• GOAL OF THE EXERCISE:
Your job is to retype the records exactly while dropping every picture.

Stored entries
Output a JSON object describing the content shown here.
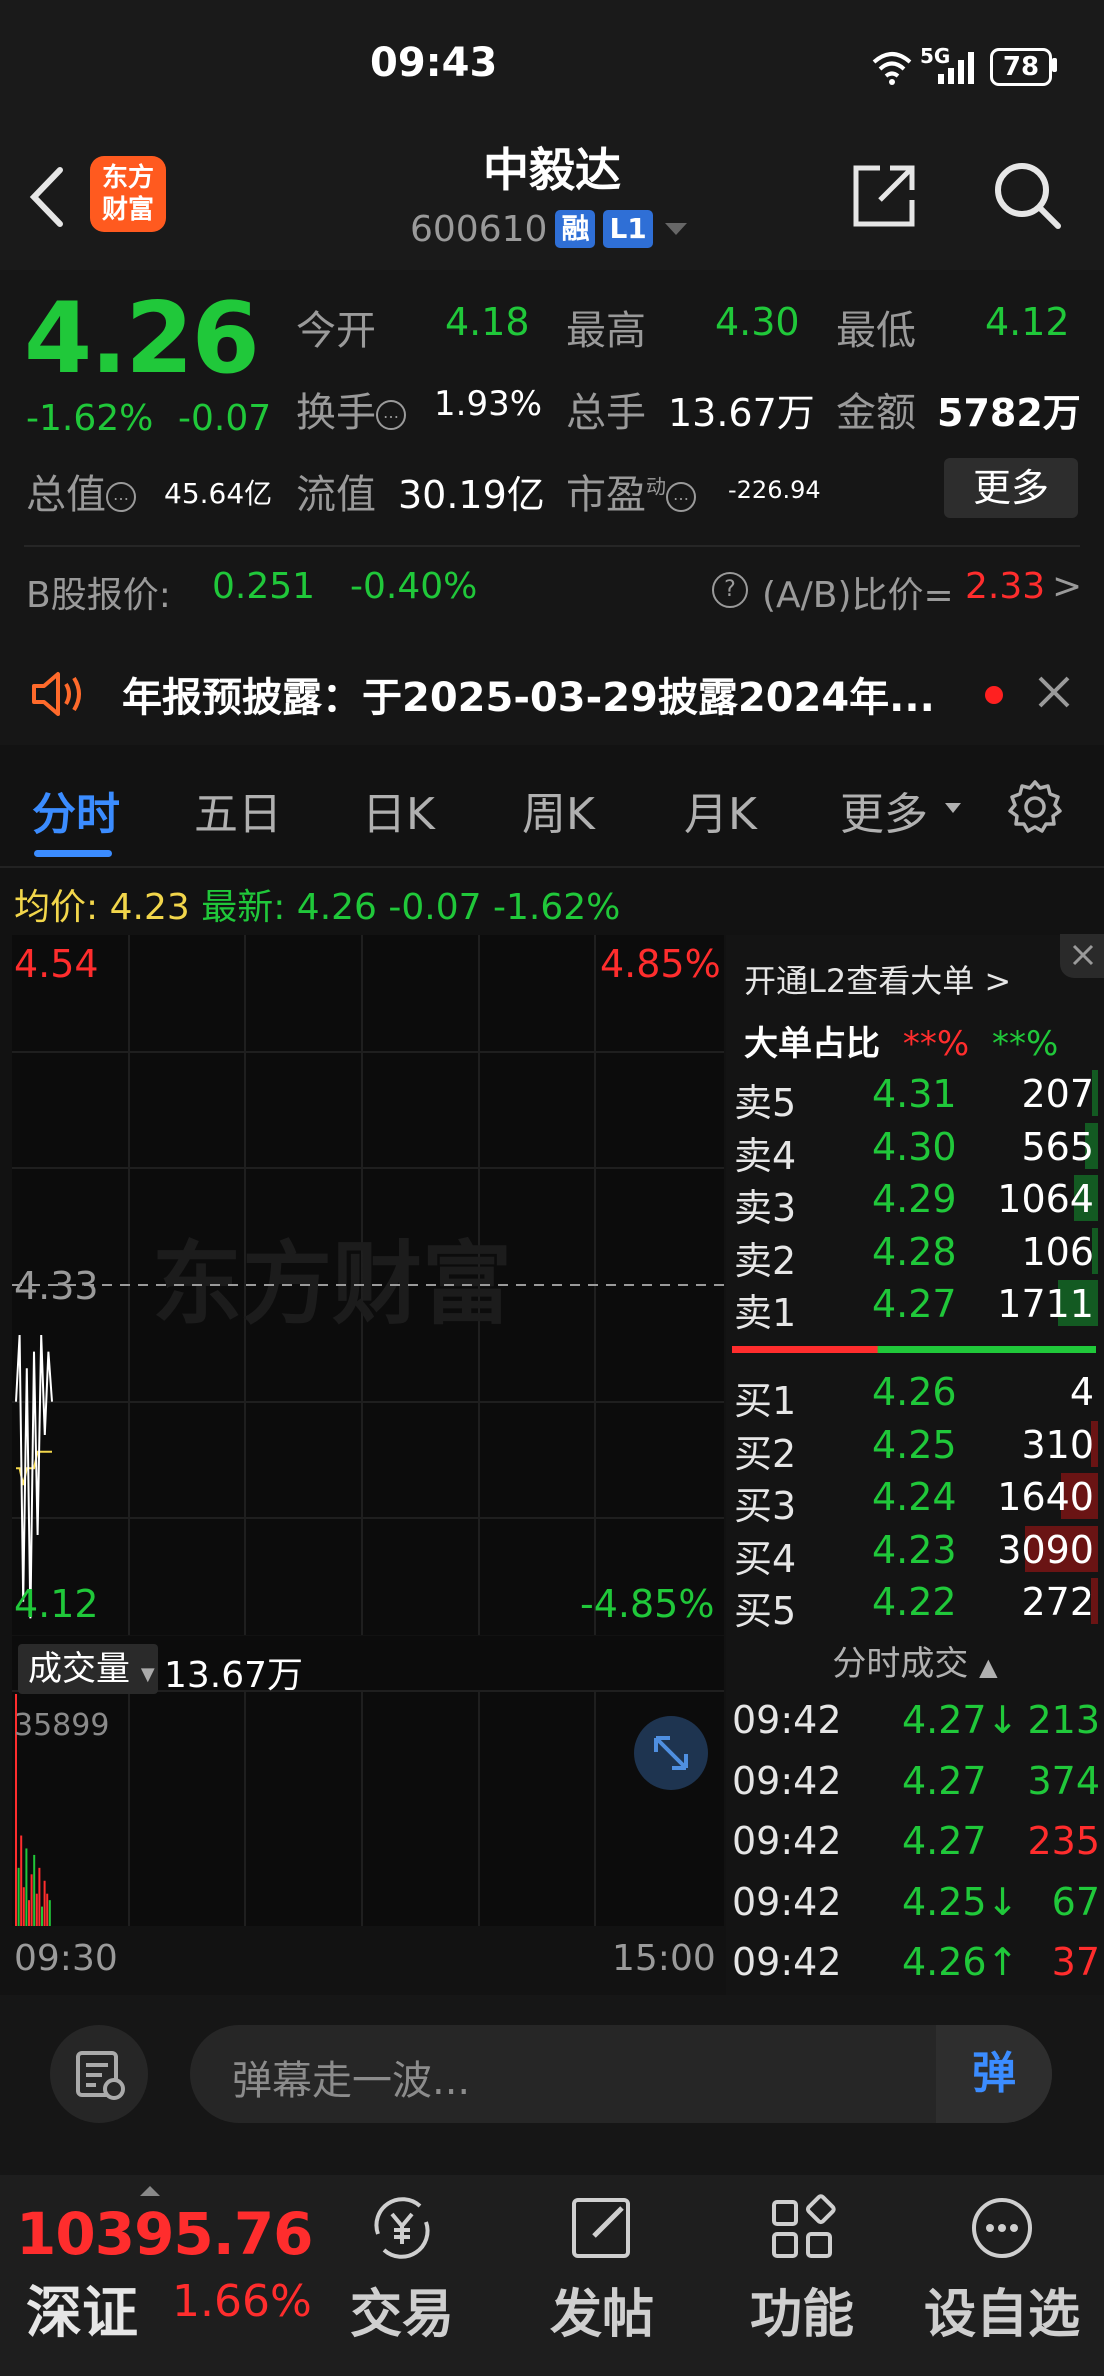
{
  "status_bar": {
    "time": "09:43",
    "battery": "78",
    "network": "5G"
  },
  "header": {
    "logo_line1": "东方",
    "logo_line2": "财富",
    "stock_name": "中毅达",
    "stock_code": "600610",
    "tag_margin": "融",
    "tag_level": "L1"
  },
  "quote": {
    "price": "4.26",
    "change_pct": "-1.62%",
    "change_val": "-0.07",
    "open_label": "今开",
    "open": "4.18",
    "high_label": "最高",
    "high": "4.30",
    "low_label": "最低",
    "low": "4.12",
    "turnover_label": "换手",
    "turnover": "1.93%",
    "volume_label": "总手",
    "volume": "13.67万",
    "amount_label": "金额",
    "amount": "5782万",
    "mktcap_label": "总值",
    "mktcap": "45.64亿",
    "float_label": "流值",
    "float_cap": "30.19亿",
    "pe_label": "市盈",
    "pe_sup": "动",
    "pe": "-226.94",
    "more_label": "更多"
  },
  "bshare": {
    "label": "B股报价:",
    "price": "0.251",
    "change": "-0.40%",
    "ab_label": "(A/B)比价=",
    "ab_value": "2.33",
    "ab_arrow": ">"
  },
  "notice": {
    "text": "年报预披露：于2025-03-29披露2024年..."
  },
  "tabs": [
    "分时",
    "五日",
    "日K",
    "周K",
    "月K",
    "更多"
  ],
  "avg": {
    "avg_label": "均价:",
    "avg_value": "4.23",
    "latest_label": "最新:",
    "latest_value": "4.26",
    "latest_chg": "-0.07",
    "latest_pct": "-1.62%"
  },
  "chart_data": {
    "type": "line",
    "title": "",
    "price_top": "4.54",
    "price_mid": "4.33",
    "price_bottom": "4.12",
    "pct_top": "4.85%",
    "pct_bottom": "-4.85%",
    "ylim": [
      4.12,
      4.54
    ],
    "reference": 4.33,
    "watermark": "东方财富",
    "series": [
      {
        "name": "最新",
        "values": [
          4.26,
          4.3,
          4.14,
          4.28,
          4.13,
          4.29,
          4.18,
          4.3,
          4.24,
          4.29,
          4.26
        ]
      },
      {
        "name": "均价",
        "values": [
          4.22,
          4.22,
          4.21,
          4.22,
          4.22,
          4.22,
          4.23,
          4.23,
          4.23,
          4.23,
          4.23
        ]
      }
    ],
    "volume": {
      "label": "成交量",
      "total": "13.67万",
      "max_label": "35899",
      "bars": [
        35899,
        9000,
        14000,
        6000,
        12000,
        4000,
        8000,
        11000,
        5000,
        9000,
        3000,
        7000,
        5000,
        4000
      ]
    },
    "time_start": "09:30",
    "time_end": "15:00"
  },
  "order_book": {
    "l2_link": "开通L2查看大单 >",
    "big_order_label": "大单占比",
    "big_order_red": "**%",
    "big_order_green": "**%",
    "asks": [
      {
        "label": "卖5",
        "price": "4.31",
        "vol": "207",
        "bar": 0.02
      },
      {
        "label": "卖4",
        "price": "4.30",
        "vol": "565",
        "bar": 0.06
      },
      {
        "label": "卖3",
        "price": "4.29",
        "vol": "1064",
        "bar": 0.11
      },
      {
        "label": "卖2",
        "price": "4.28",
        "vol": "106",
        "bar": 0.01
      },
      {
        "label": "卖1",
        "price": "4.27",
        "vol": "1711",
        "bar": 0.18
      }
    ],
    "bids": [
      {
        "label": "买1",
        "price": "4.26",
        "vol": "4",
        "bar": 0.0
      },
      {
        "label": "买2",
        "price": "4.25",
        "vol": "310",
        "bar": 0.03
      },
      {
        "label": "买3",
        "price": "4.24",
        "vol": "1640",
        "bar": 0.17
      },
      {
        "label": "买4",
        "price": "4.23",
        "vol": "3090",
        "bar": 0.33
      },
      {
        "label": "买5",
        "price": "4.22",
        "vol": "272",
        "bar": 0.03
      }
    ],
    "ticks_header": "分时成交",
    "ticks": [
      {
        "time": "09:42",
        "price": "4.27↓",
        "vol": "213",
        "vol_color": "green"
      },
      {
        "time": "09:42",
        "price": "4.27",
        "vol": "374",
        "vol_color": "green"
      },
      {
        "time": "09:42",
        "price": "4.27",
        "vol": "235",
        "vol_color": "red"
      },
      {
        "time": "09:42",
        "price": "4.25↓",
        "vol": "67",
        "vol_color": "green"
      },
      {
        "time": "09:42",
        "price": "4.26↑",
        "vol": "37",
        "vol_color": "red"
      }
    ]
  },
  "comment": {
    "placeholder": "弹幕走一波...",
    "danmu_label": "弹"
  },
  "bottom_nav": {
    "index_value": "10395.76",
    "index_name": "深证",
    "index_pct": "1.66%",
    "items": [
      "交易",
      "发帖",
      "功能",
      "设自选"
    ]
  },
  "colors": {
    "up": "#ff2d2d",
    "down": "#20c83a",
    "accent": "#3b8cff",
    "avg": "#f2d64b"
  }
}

• OUTPUT FOR THIS EXERCISE:
Output a JSON object describing the content shown here.
{
  "status_bar": {
    "time": "09:43",
    "battery": "78",
    "network": "5G"
  },
  "header": {
    "logo_line1": "东方",
    "logo_line2": "财富",
    "stock_name": "中毅达",
    "stock_code": "600610",
    "tag_margin": "融",
    "tag_level": "L1"
  },
  "quote": {
    "price": "4.26",
    "change_pct": "-1.62%",
    "change_val": "-0.07",
    "open_label": "今开",
    "open": "4.18",
    "high_label": "最高",
    "high": "4.30",
    "low_label": "最低",
    "low": "4.12",
    "turnover_label": "换手",
    "turnover": "1.93%",
    "volume_label": "总手",
    "volume": "13.67万",
    "amount_label": "金额",
    "amount": "5782万",
    "mktcap_label": "总值",
    "mktcap": "45.64亿",
    "float_label": "流值",
    "float_cap": "30.19亿",
    "pe_label": "市盈",
    "pe_sup": "动",
    "pe": "-226.94",
    "more_label": "更多"
  },
  "bshare": {
    "label": "B股报价:",
    "price": "0.251",
    "change": "-0.40%",
    "ab_label": "(A/B)比价=",
    "ab_value": "2.33",
    "ab_arrow": ">"
  },
  "notice": {
    "text": "年报预披露：于2025-03-29披露2024年..."
  },
  "tabs": [
    "分时",
    "五日",
    "日K",
    "周K",
    "月K",
    "更多"
  ],
  "avg": {
    "avg_label": "均价:",
    "avg_value": "4.23",
    "latest_label": "最新:",
    "latest_value": "4.26",
    "latest_chg": "-0.07",
    "latest_pct": "-1.62%"
  },
  "chart_data": {
    "type": "line",
    "title": "",
    "price_top": "4.54",
    "price_mid": "4.33",
    "price_bottom": "4.12",
    "pct_top": "4.85%",
    "pct_bottom": "-4.85%",
    "ylim": [
      4.12,
      4.54
    ],
    "reference": 4.33,
    "watermark": "东方财富",
    "series": [
      {
        "name": "最新",
        "values": [
          4.26,
          4.3,
          4.14,
          4.28,
          4.13,
          4.29,
          4.18,
          4.3,
          4.24,
          4.29,
          4.26
        ]
      },
      {
        "name": "均价",
        "values": [
          4.22,
          4.22,
          4.21,
          4.22,
          4.22,
          4.22,
          4.23,
          4.23,
          4.23,
          4.23,
          4.23
        ]
      }
    ],
    "volume": {
      "label": "成交量",
      "total": "13.67万",
      "max_label": "35899",
      "bars": [
        35899,
        9000,
        14000,
        6000,
        12000,
        4000,
        8000,
        11000,
        5000,
        9000,
        3000,
        7000,
        5000,
        4000
      ]
    },
    "time_start": "09:30",
    "time_end": "15:00"
  },
  "order_book": {
    "l2_link": "开通L2查看大单 >",
    "big_order_label": "大单占比",
    "big_order_red": "**%",
    "big_order_green": "**%",
    "asks": [
      {
        "label": "卖5",
        "price": "4.31",
        "vol": "207",
        "bar": 0.02
      },
      {
        "label": "卖4",
        "price": "4.30",
        "vol": "565",
        "bar": 0.06
      },
      {
        "label": "卖3",
        "price": "4.29",
        "vol": "1064",
        "bar": 0.11
      },
      {
        "label": "卖2",
        "price": "4.28",
        "vol": "106",
        "bar": 0.01
      },
      {
        "label": "卖1",
        "price": "4.27",
        "vol": "1711",
        "bar": 0.18
      }
    ],
    "bids": [
      {
        "label": "买1",
        "price": "4.26",
        "vol": "4",
        "bar": 0.0
      },
      {
        "label": "买2",
        "price": "4.25",
        "vol": "310",
        "bar": 0.03
      },
      {
        "label": "买3",
        "price": "4.24",
        "vol": "1640",
        "bar": 0.17
      },
      {
        "label": "买4",
        "price": "4.23",
        "vol": "3090",
        "bar": 0.33
      },
      {
        "label": "买5",
        "price": "4.22",
        "vol": "272",
        "bar": 0.03
      }
    ],
    "ticks_header": "分时成交",
    "ticks": [
      {
        "time": "09:42",
        "price": "4.27↓",
        "vol": "213",
        "vol_color": "green"
      },
      {
        "time": "09:42",
        "price": "4.27",
        "vol": "374",
        "vol_color": "green"
      },
      {
        "time": "09:42",
        "price": "4.27",
        "vol": "235",
        "vol_color": "red"
      },
      {
        "time": "09:42",
        "price": "4.25↓",
        "vol": "67",
        "vol_color": "green"
      },
      {
        "time": "09:42",
        "price": "4.26↑",
        "vol": "37",
        "vol_color": "red"
      }
    ]
  },
  "comment": {
    "placeholder": "弹幕走一波...",
    "danmu_label": "弹"
  },
  "bottom_nav": {
    "index_value": "10395.76",
    "index_name": "深证",
    "index_pct": "1.66%",
    "items": [
      "交易",
      "发帖",
      "功能",
      "设自选"
    ]
  },
  "colors": {
    "up": "#ff2d2d",
    "down": "#20c83a",
    "accent": "#3b8cff",
    "avg": "#f2d64b"
  }
}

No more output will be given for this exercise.